=== PROBLEM REQUIREMENTS ===
Using the data below, copy out all lines with the word "Mobile".

=== MATERIAL FOR THE TASK ===

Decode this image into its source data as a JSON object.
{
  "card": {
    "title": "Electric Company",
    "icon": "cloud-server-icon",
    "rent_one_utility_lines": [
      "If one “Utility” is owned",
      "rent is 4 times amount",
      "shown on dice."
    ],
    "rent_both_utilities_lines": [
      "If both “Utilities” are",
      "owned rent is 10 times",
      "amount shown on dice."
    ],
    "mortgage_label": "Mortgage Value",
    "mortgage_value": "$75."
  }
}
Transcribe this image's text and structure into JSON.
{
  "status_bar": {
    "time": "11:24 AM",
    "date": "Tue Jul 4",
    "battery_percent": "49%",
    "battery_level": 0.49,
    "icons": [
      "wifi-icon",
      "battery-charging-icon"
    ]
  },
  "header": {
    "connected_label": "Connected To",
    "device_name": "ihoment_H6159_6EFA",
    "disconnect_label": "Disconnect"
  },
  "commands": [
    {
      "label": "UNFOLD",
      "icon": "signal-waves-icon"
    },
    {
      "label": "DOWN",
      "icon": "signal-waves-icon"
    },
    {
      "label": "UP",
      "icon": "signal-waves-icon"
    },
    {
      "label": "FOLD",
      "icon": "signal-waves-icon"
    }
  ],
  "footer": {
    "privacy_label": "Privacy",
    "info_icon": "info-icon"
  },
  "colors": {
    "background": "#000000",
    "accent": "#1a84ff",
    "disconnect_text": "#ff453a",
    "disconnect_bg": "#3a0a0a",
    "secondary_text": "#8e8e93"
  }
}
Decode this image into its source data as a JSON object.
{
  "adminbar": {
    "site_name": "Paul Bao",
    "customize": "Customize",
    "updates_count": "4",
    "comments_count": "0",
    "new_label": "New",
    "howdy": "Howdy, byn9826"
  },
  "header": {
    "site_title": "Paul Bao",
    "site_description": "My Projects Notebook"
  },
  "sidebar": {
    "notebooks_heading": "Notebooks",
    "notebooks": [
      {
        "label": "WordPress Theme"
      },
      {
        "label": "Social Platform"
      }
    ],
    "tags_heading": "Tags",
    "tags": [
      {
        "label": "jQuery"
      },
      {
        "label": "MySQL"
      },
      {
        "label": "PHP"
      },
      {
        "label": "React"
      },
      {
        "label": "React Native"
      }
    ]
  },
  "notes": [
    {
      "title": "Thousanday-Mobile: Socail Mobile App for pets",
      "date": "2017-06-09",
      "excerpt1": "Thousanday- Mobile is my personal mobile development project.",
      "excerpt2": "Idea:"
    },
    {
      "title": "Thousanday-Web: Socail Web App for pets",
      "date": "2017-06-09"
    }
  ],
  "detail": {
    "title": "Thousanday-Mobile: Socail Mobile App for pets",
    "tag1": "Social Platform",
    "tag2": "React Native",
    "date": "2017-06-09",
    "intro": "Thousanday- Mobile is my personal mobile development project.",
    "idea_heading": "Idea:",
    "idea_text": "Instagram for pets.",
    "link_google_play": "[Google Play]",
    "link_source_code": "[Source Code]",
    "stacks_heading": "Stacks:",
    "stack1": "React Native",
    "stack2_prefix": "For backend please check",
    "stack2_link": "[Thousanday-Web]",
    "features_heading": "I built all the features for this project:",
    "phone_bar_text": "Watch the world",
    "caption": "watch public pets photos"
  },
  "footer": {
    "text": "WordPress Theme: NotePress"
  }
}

=== EXPECTED OUTPUT ===
      "title": "Thousanday-Mobile: Socail Mobile App for pets",
      "excerpt1": "Thousanday- Mobile is my personal mobile development project.",
    "title": "Thousanday-Mobile: Socail Mobile App for pets",
    "intro": "Thousanday- Mobile is my personal mobile development project.",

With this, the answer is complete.